On Monday night, Twitter CEO Jack Dorsey said he knows that CNN publishes deceptive news stories since he saw the far-left network attempt to start violence during the Ferguson, Missouri riots in 2014.
In a reply to a tweet from Miss Universe in 2017 Sarah Abdali Idan, who wrote, “Even @CNN sometimes publishes false news. I learned this from reporting on Iraqi politics in 2019. People must be aware that every media is susceptible to mistakes or intentional corruption. Do your own research before accepting what they’re selling you.”
“I’ve seen it happen,” Dorsey wrote. “During the protests in Ferguson, I saw them trying to create conflict and film it, causing the protestors to shout ‘f*** CNN.”
Idan’s tweet was in response to an earlier statement by Dorsey on the platform, when he criticized CNN’s Brian Stelter and a Post columnist for attacking Fox News host Tucker Carlson.
Dorsey referenced Stelter’s tweet that said: “Tucker Carlson is continuously selling the same thing… doubt”
Dorsey replied, “and you all are selling hope?”
“They’re selling truth, which is hope-agnostic.

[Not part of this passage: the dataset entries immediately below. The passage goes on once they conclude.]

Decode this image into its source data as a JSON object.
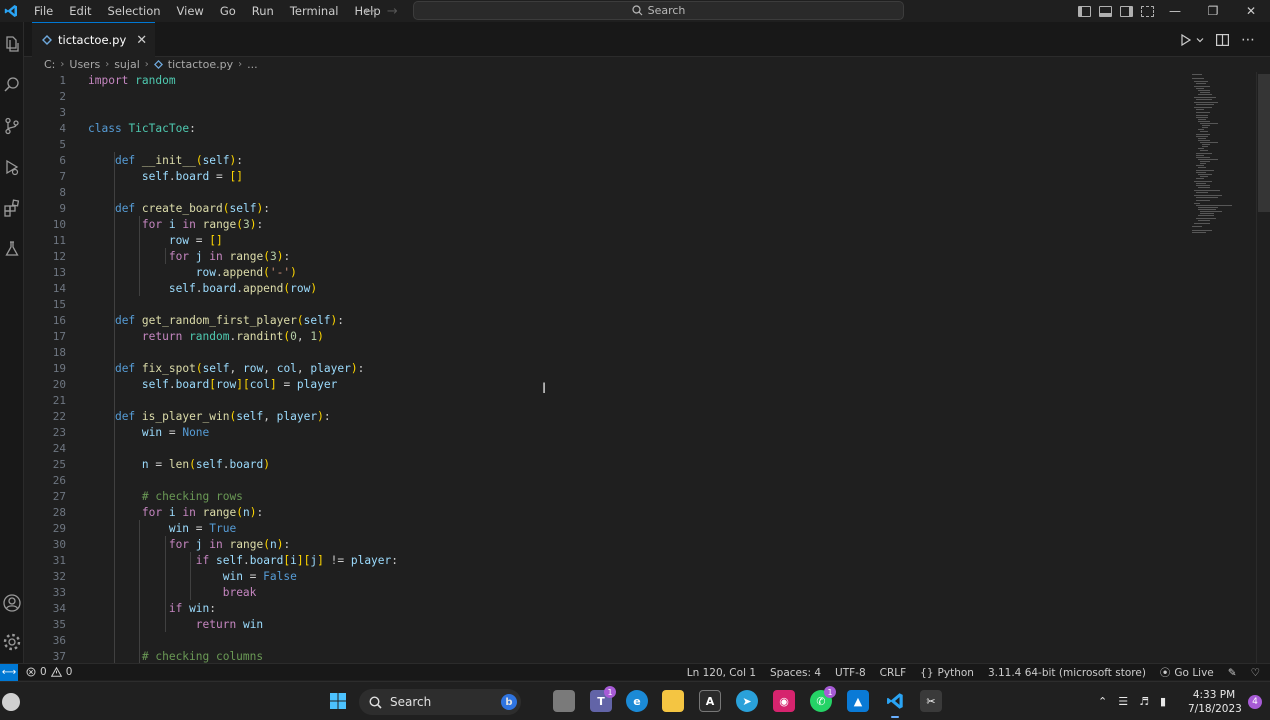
{
  "titlebar": {
    "menu": [
      "File",
      "Edit",
      "Selection",
      "View",
      "Go",
      "Run",
      "Terminal",
      "Help"
    ],
    "search_label": "Search"
  },
  "tab": {
    "label": "tictactoe.py"
  },
  "breadcrumb": {
    "drive": "C:",
    "users": "Users",
    "user": "sujal",
    "file": "tictactoe.py",
    "more": "..."
  },
  "editor": {
    "line_numbers": [
      "1",
      "2",
      "3",
      "4",
      "5",
      "6",
      "7",
      "8",
      "9",
      "10",
      "11",
      "12",
      "13",
      "14",
      "15",
      "16",
      "17",
      "18",
      "19",
      "20",
      "21",
      "22",
      "23",
      "24",
      "25",
      "26",
      "27",
      "28",
      "29",
      "30",
      "31",
      "32",
      "33",
      "34",
      "35",
      "36",
      "37"
    ]
  },
  "statusbar": {
    "errors": "0",
    "warnings": "0",
    "position": "Ln 120, Col 1",
    "spaces": "Spaces: 4",
    "encoding": "UTF-8",
    "eol": "CRLF",
    "language": "Python",
    "interpreter": "3.11.4 64-bit (microsoft store)",
    "golive": "Go Live"
  },
  "taskbar": {
    "search_label": "Search",
    "time": "4:33 PM",
    "date": "7/18/2023",
    "notifications": "4",
    "teams_badge": "1",
    "whatsapp_badge": "1"
  },
  "colors": {
    "accent": "#0078d4",
    "keyword": "#569cd6",
    "function": "#dcdcaa",
    "class": "#4ec9b0",
    "comment": "#6a9955"
  }
}
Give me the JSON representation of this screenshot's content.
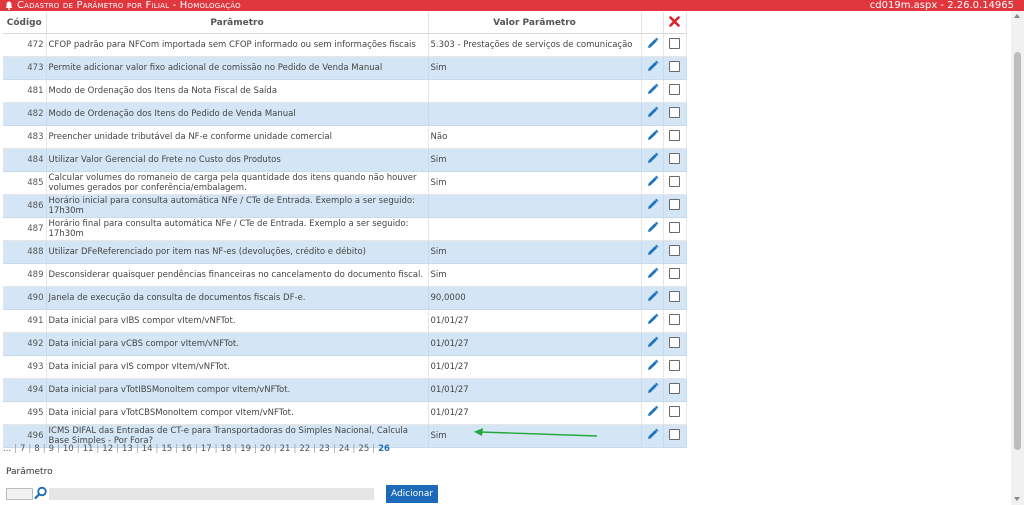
{
  "header": {
    "title": "Cadastro de Parâmetro por Filial  - Homologação",
    "version": "cd019m.aspx - 2.26.0.14965",
    "color": "#e0363e"
  },
  "table": {
    "columns": [
      "Código",
      "Parâmetro",
      "Valor Parâmetro"
    ],
    "delete_icon": "red-x-icon",
    "rows": [
      {
        "code": "472",
        "param": "CFOP padrão para NFCom importada sem CFOP informado ou sem informações fiscais",
        "value": "5.303 - Prestações de serviços de comunicação"
      },
      {
        "code": "473",
        "param": "Permite adicionar valor fixo adicional de comissão no Pedido de Venda Manual",
        "value": "Sim"
      },
      {
        "code": "481",
        "param": "Modo de Ordenação dos Itens da Nota Fiscal de Saída",
        "value": ""
      },
      {
        "code": "482",
        "param": "Modo de Ordenação dos Itens do Pedido de Venda Manual",
        "value": ""
      },
      {
        "code": "483",
        "param": "Preencher unidade tributável da NF-e conforme unidade comercial",
        "value": "Não"
      },
      {
        "code": "484",
        "param": "Utilizar Valor Gerencial do Frete no Custo dos Produtos",
        "value": "Sim"
      },
      {
        "code": "485",
        "param": "Calcular volumes do romaneio de carga pela quantidade dos itens quando não houver volumes gerados por conferência/embalagem.",
        "value": "Sim"
      },
      {
        "code": "486",
        "param": "Horário inicial para consulta automática NFe / CTe de Entrada. Exemplo a ser seguido: 17h30m",
        "value": ""
      },
      {
        "code": "487",
        "param": "Horário final para consulta automática NFe / CTe de Entrada. Exemplo a ser seguido: 17h30m",
        "value": ""
      },
      {
        "code": "488",
        "param": "Utilizar DFeReferenciado por item nas NF-es (devoluções, crédito e débito)",
        "value": "Sim"
      },
      {
        "code": "489",
        "param": "Desconsiderar quaisquer pendências financeiras no cancelamento do documento fiscal.",
        "value": "Sim"
      },
      {
        "code": "490",
        "param": "Janela de execução da consulta de documentos fiscais DF-e.",
        "value": "90,0000"
      },
      {
        "code": "491",
        "param": "Data inicial para vIBS compor vItem/vNFTot.",
        "value": "01/01/27"
      },
      {
        "code": "492",
        "param": "Data inicial para vCBS compor vItem/vNFTot.",
        "value": "01/01/27"
      },
      {
        "code": "493",
        "param": "Data inicial para vIS compor vItem/vNFTot.",
        "value": "01/01/27"
      },
      {
        "code": "494",
        "param": "Data inicial para vTotIBSMonoItem compor vItem/vNFTot.",
        "value": "01/01/27"
      },
      {
        "code": "495",
        "param": "Data inicial para vTotCBSMonoItem compor vItem/vNFTot.",
        "value": "01/01/27"
      },
      {
        "code": "496",
        "param": "ICMS DIFAL das Entradas de CT-e para Transportadoras do Simples Nacional, Calcula Base Simples - Por Fora?",
        "value": "Sim"
      }
    ]
  },
  "pager": {
    "pages": [
      "...",
      "7",
      "8",
      "9",
      "10",
      "11",
      "12",
      "13",
      "14",
      "15",
      "16",
      "17",
      "18",
      "19",
      "20",
      "21",
      "22",
      "23",
      "24",
      "25",
      "26"
    ],
    "current": "26"
  },
  "form": {
    "label": "Parâmetro",
    "code_value": "",
    "description_value": "",
    "add_label": "Adicionar",
    "search_icon": "magnifier-icon"
  },
  "colors": {
    "accent": "#1d6bb8",
    "row_alt": "#d4e6f5",
    "annotation_arrow": "#22a83a"
  }
}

It’s not supposed to make you feel anything,” said MSNBC guest Elizabeth Spiers.
Idan’s tweet was in reply to Spiers’ tweet.
On Sunday, Dorsey caused a stir when he attacked the Twitter board of directors as entrepreneur Elon Musk, the world’s richest man attempts to take control of the firm.
When Dorsey responded to the following tweet, “If you look into the history of Twitter’s board, it’s fascinating. I was a witness to its early beginnings, caught up in conspiracies and coups, and among Twitter’s founding members. If it could be turned into a Hollywood thriller one day, that’d be cool.”
“It’s been the company’s major problem all along,” Dorsey said.
In response to venture capitalist Fred Destin’s statement that “What I do know for sure is that this old Silicon Valley saying is based in age-old wisdom that still applies today: A bad board will kill a company every time,” Dorsey replied with, “Big facts.”
“No,” Dorsey said when subsequently asked if he was permitted to express himself like this in public given his current position on the board.